Stephen Curry fleshed out his already-iconic resume on Thursday night when he was named NBA Finals MVP after leading the Golden State Warriors to their fourth title in the past eight seasons with a 103-90 victory over the Boston Celtics.
Appearing on 95.7 The Game's The Morning Roast with Bonta & Shasky (starts at 18:10 mark), Warriors general manager Bob Myers said that Curry's haters and detractors have "nothing left to say" about the two-time MVP.
Even though Curry was already on the short list of greatest players in NBA history before this postseason run, some analysts tried to suggest he was lesser than by virtue of not having a Finals MVP award.
Speaking to Chase Hughes of NBC Sports Washington on June 6, Tracy McGrady downplayed Curry's previous accomplishments when discussing his legacy:
"Because he has his career individually and with what he's accomplished with his team is tough. Because you’ve gotta think, he won a championship, right, against LeBron [James] that didn't have Kyrie [Irving], that didn't have Kevin Love. He didn't win the [Finals] MVP, right? Then he loses a 3-1 lead to LeBron, gets K.D., K.D. comes and wins two championships, so that gives Steph three championship but K.D. wins the two MVPs, right?"
There were certainly people out there who defended Curry, including former teammate Jeremy Lin prior to Game 6 against the Celtics:
Curry never publicly spoke out against any of his critics, but adding the Finals MVP to his list of accomplishments did put him in rare company. The eight-time All-Star is one of six players in NBA history with at least four titles, multiple MVP awards and a Finals MVP.
Per ESPN Stats & Info, Curry joined LeBron James, Michael Jordan and Jerry West as the only players in history to average at least 30 points, five rebounds and five assists per game in multiple NBA Finals.
Curry scored a team-high 34 points in Thursday's win. He scored at least 29 points in five of six games against the Celtics.
The Warriors became the fourth team in NBA history with at least four championships in an eight-season span. They join a group that includes the Chicago Bulls, Boston Celtics and Los Angeles Lakers.

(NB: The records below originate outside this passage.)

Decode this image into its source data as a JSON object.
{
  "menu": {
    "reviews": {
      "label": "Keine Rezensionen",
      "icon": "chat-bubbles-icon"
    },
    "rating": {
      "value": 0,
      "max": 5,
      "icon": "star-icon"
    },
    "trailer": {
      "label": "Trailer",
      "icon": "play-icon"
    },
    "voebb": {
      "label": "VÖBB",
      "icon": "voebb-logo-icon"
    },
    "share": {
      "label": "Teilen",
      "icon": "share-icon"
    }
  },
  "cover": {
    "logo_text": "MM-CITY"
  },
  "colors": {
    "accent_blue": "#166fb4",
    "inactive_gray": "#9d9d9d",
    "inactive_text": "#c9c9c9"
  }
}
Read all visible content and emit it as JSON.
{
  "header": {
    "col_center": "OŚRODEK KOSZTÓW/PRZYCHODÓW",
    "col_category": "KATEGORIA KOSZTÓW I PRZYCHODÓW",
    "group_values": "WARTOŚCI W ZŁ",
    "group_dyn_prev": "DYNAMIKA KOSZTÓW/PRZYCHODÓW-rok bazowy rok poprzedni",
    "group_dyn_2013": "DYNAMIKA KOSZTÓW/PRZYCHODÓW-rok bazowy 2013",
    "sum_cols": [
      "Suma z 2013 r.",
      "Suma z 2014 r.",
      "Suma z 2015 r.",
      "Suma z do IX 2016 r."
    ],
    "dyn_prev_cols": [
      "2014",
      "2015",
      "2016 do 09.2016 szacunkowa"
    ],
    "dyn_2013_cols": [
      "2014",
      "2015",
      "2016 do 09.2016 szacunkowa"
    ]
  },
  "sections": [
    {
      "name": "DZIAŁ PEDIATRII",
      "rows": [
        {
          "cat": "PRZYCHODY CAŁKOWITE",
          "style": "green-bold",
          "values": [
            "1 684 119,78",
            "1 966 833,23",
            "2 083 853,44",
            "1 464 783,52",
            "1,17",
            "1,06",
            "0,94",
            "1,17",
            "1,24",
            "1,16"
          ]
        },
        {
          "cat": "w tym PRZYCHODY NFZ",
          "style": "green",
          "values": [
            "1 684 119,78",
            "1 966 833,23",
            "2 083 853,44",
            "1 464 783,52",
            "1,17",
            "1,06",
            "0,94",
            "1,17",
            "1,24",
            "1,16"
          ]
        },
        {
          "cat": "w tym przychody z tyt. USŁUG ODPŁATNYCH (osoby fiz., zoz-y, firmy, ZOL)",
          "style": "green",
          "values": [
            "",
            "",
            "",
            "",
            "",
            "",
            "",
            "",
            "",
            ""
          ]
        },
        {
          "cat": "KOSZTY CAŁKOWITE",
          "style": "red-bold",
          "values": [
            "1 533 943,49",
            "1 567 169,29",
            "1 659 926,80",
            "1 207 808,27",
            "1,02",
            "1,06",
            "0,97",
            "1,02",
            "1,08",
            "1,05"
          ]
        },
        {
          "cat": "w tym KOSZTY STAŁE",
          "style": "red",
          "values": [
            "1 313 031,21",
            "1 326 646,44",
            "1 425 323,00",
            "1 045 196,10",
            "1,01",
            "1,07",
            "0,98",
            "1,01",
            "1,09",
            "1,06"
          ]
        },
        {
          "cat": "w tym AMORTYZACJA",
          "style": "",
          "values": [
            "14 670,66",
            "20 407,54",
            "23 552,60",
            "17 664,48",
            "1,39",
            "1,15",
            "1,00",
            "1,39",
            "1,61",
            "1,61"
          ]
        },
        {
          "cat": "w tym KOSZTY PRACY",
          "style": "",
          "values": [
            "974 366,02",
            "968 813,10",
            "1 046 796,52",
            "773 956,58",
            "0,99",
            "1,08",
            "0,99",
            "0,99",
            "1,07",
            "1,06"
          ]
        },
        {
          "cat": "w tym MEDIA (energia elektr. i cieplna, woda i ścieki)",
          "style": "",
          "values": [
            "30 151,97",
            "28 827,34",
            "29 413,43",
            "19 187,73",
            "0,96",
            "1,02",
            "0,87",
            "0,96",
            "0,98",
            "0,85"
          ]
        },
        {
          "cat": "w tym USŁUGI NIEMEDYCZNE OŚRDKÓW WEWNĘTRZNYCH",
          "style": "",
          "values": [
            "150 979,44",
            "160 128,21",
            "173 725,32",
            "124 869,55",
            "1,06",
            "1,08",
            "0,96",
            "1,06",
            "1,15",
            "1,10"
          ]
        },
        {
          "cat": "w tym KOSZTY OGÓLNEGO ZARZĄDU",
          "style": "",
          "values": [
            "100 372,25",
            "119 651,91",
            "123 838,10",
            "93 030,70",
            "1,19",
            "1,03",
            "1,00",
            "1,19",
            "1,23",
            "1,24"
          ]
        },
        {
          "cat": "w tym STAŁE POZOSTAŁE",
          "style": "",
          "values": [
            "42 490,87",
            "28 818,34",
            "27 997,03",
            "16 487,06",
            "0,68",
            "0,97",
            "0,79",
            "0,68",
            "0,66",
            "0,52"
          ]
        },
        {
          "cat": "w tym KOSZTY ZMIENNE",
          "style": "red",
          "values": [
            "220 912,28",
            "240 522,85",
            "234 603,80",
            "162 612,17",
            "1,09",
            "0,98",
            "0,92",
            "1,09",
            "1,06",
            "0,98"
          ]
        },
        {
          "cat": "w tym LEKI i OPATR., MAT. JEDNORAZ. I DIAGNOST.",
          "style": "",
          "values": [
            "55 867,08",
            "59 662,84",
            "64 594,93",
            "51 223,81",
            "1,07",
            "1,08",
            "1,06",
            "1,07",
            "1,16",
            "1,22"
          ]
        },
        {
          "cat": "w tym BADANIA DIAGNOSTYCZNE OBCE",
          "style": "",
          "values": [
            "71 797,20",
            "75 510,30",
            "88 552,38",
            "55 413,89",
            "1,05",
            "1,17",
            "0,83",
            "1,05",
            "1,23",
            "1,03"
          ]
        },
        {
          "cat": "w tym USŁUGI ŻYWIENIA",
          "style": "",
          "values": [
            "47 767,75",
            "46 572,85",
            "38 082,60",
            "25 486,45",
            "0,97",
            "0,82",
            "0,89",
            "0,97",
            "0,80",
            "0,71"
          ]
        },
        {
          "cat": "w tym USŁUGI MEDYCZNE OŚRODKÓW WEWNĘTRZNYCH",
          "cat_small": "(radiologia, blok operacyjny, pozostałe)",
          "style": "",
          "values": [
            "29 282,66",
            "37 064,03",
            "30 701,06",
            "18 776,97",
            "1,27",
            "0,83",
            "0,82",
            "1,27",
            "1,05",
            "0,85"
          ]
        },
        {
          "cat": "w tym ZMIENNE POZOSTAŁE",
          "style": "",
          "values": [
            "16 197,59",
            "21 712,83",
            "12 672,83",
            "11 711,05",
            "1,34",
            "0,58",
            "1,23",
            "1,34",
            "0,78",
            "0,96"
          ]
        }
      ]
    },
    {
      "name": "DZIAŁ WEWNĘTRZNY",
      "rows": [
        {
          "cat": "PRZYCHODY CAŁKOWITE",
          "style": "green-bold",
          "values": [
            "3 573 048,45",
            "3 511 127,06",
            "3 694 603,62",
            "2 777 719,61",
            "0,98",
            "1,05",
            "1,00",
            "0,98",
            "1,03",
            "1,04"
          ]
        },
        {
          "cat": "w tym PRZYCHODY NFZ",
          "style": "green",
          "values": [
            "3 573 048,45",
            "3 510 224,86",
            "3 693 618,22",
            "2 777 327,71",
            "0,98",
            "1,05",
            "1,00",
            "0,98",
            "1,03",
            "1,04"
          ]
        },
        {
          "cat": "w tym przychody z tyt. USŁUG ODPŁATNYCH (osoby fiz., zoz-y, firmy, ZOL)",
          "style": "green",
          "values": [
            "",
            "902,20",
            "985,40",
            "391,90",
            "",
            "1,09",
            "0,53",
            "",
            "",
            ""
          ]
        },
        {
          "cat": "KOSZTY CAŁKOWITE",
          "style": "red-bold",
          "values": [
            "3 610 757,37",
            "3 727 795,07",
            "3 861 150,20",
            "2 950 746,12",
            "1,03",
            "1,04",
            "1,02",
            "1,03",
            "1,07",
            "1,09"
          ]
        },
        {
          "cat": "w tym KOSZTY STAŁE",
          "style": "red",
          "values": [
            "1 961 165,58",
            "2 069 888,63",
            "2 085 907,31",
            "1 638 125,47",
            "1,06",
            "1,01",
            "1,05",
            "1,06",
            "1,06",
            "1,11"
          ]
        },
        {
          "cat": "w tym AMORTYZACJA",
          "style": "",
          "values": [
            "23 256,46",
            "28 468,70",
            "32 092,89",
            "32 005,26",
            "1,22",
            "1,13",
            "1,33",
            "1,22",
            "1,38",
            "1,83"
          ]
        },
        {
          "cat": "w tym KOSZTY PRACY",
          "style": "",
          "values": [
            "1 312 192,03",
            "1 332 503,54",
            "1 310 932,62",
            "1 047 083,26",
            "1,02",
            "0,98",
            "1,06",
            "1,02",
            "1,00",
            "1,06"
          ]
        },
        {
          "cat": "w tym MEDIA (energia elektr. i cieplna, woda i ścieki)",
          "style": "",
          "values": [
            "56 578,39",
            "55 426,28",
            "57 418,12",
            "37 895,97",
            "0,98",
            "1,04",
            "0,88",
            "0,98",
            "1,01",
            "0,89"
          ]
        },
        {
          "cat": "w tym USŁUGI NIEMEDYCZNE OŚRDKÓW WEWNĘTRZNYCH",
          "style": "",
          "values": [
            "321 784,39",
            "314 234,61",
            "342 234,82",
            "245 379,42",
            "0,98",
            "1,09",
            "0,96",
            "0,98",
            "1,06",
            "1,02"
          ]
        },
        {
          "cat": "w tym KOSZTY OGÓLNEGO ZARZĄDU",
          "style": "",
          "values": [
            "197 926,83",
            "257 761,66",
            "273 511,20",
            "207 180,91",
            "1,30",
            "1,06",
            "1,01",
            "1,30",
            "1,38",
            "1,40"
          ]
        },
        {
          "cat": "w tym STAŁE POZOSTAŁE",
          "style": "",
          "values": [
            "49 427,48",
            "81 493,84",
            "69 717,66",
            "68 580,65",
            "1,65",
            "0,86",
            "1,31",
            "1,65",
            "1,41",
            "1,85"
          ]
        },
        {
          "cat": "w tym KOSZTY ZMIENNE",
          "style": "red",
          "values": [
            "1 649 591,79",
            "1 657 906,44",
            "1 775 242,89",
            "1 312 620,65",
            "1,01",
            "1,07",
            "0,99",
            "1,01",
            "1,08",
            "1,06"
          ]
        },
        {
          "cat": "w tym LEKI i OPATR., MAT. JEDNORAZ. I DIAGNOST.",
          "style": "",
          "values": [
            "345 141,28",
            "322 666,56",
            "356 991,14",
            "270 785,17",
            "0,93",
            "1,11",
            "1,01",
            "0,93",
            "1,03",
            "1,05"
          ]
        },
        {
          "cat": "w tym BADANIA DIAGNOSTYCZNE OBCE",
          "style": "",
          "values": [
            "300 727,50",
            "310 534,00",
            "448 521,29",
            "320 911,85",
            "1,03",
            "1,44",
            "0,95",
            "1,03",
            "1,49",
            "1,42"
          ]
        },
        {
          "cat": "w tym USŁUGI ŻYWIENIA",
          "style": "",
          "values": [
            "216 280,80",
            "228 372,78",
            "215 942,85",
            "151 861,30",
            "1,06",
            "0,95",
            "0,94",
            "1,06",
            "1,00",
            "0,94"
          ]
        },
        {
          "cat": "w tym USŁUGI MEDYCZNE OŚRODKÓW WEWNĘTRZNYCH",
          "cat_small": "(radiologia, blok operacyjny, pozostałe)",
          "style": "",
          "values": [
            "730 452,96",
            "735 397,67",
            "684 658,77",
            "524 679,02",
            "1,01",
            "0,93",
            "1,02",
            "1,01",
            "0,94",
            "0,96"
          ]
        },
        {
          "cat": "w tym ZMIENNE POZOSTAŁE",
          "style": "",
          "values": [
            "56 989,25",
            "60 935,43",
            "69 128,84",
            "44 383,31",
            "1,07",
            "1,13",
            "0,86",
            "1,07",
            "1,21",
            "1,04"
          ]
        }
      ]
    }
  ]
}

The Warriors' seven championships in franchise history rank third all-time, behind the Lakers and Celtics (both with 17).